When firefighter Josh Martin walks for 20 kilometres with a 20 kilogram pack on his back the burden he carries will be heavy.
But, it will be nothing compared to that faced by those living with post traumatic stress disorder.
The Ballarat City firefighter will be joined by hundreds of others as they walk to pay tribute to firefighter Nathan Shanahan who died by suicide late last year.
Mr Martin, who is co-ordinating the event called Walking Off the War Within, said the challenge was a replica of the walk Nathan completed in April 2015 when he walked from Mildura to Adelaide.
“We say, if we walk as one we can share the burden,” Mr Martin said.
Nathan’s father John Shanahan said the walk would highlight the need to be open and talk about PTSD.
“We really want to highlight PTSD. We’re certainly getting alot of awareness now,” Mr Shanahan said.
“It’s something Nath would be wanting us as a family to pursue. He spoke to strongly about (his struggles) and did so much for Soldier On.
“As a legacy to him, we certainly need to be pushing it.”
Walkers will walk laps of Victoria Park on April 22 while booths with information from support agencies including Lifeline, the Black Dog Institute, Survivors of Suicide and Soldier On will be based at the back oval of St Patrick’s College.
“(Nathan) was a massive advocate of speaking publicly about mental illness and getting it out there,” Mr Martin said.
“Unfortunately, his days got too dark and he couldn’t handle it. So we are doing this to honour and continue the fight he started three years ago.”
The walk will begin at 9am and is expected to be completed by 4pm.
“It’s extremely important family members come as well … because they can share the burden,” Mr Martin said.
The support for the walk will be statewide – with emergency service members in Northern Territory and Western Australia also jumping on board and hosting their own walks.
Mr Shanahan said the walk was to remember Nathan but also to encourage everyone to talk about mental health.

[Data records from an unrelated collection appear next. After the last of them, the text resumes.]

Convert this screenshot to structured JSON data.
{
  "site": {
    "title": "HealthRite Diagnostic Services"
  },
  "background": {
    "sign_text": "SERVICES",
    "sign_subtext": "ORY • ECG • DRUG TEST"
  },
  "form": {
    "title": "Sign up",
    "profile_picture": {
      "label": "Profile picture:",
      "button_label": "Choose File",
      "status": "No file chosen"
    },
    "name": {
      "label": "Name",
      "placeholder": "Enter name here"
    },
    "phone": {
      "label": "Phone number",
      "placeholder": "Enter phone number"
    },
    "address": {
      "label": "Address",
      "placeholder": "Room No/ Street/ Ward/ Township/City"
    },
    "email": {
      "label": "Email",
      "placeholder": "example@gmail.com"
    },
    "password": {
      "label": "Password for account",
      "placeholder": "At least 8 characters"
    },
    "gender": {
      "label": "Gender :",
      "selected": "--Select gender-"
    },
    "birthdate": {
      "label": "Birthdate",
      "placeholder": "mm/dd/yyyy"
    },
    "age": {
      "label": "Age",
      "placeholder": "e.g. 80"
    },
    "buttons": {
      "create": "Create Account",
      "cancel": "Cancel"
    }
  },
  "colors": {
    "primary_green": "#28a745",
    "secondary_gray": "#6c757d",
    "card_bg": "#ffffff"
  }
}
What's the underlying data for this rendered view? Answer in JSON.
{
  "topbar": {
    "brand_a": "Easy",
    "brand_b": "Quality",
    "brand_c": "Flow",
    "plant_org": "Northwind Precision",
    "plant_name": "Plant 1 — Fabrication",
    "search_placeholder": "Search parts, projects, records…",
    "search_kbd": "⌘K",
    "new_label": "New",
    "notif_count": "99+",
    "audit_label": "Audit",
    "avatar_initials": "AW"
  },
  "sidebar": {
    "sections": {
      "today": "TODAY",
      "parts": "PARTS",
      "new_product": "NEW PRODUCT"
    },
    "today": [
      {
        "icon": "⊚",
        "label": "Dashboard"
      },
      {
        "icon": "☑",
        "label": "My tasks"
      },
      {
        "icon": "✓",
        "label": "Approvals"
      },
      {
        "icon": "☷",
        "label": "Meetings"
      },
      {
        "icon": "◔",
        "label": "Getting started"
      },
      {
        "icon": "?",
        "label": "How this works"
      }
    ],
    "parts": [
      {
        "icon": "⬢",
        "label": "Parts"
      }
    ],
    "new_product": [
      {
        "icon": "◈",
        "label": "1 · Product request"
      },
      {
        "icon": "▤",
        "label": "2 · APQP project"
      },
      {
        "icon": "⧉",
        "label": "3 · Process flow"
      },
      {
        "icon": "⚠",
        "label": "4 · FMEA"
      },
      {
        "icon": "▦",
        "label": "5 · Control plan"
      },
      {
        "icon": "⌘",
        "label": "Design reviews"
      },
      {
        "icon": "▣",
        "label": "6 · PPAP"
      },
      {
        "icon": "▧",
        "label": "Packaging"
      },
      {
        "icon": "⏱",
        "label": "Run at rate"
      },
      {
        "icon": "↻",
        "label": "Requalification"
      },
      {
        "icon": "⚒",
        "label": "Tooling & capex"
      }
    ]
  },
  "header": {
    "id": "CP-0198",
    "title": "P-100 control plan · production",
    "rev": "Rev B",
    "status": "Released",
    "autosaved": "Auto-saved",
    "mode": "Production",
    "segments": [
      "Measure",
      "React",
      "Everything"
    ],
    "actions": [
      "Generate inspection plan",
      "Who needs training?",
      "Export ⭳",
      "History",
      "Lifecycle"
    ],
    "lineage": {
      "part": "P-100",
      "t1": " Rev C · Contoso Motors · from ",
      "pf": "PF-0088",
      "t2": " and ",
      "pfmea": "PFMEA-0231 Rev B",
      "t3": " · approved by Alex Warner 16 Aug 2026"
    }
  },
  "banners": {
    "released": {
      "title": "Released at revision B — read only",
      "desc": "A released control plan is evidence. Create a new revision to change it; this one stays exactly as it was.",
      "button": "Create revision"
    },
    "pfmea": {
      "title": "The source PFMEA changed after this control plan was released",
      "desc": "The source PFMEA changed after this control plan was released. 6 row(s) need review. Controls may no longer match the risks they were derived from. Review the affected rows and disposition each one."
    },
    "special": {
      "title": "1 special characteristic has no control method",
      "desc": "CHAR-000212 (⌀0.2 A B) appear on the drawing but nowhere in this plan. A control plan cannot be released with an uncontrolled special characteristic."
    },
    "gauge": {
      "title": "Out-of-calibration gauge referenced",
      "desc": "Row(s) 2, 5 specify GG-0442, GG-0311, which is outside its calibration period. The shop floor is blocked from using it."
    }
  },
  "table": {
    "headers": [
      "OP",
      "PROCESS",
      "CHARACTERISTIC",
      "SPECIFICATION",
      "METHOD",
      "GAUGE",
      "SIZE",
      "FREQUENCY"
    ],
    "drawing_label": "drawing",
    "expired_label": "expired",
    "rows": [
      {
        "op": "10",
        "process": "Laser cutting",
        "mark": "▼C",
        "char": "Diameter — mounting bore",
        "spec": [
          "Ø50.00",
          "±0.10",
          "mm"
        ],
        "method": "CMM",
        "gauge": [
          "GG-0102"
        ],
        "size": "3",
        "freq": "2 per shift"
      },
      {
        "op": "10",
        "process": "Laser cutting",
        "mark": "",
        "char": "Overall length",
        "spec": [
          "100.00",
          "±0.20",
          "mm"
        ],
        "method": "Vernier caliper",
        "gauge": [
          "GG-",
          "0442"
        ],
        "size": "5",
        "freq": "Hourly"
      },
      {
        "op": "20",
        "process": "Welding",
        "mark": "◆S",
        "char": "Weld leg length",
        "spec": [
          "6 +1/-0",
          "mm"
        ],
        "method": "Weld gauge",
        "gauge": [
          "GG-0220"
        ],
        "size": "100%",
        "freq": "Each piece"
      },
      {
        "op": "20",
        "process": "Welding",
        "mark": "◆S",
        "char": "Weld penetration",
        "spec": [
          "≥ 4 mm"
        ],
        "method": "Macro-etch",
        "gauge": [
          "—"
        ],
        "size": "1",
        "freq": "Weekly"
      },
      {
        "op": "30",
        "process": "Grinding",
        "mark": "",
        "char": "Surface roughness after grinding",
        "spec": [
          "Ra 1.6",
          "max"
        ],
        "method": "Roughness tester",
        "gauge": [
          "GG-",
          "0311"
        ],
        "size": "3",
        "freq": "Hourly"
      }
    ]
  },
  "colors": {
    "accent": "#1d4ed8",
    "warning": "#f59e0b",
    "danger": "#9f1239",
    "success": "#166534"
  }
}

“We need all workplaces and businesses to become aware of mental illness and to have processes in place acknowledging that mental illness is a genuine illness.”